(Extracted records)

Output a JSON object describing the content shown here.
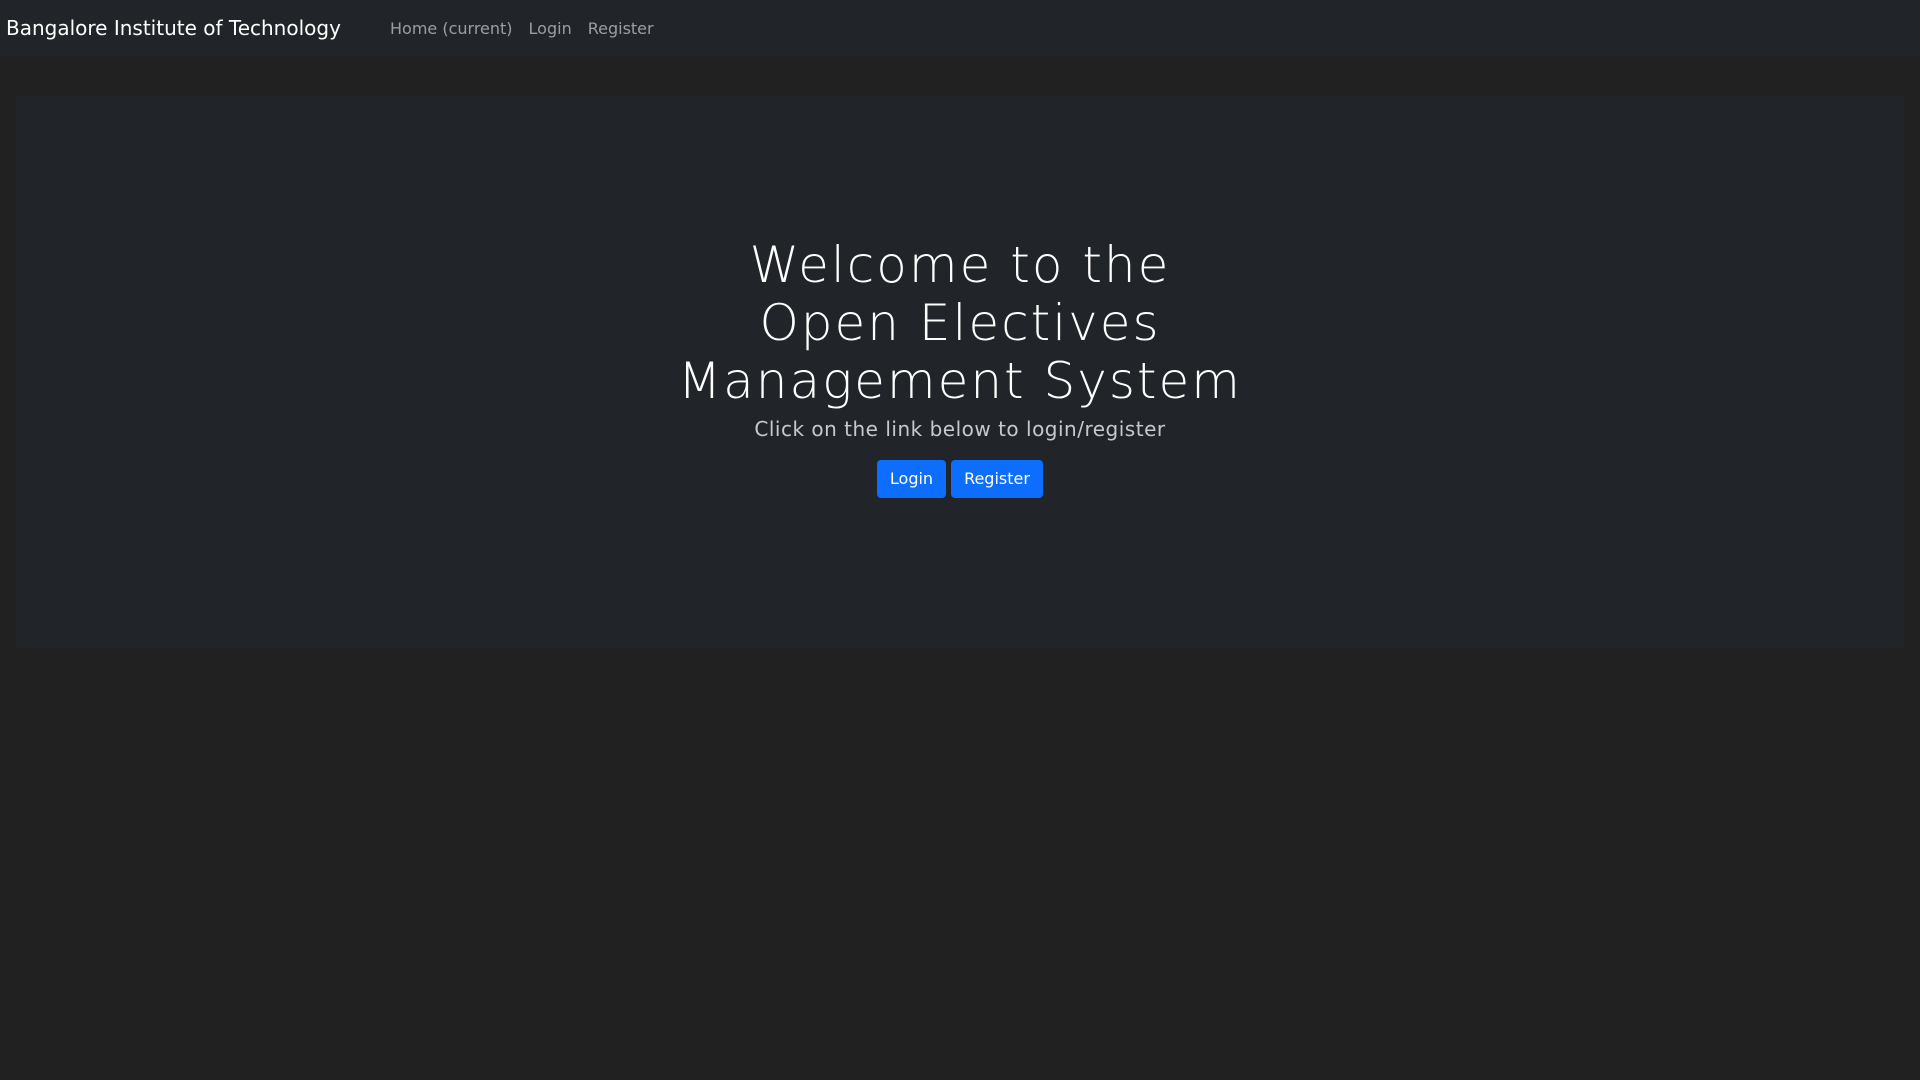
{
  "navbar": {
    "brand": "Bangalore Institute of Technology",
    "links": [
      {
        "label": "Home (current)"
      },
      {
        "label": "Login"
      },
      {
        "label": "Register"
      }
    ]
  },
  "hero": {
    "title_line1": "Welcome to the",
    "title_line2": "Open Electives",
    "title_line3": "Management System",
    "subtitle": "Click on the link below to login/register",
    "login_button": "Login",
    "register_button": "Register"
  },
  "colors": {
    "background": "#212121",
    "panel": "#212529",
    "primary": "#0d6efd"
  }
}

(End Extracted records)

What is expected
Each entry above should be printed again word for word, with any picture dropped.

Response
Output a JSON object describing the content shown here.
{
  "navbar": {
    "brand": "Bangalore Institute of Technology",
    "links": [
      {
        "label": "Home (current)"
      },
      {
        "label": "Login"
      },
      {
        "label": "Register"
      }
    ]
  },
  "hero": {
    "title_line1": "Welcome to the",
    "title_line2": "Open Electives",
    "title_line3": "Management System",
    "subtitle": "Click on the link below to login/register",
    "login_button": "Login",
    "register_button": "Register"
  },
  "colors": {
    "background": "#212121",
    "panel": "#212529",
    "primary": "#0d6efd"
  }
}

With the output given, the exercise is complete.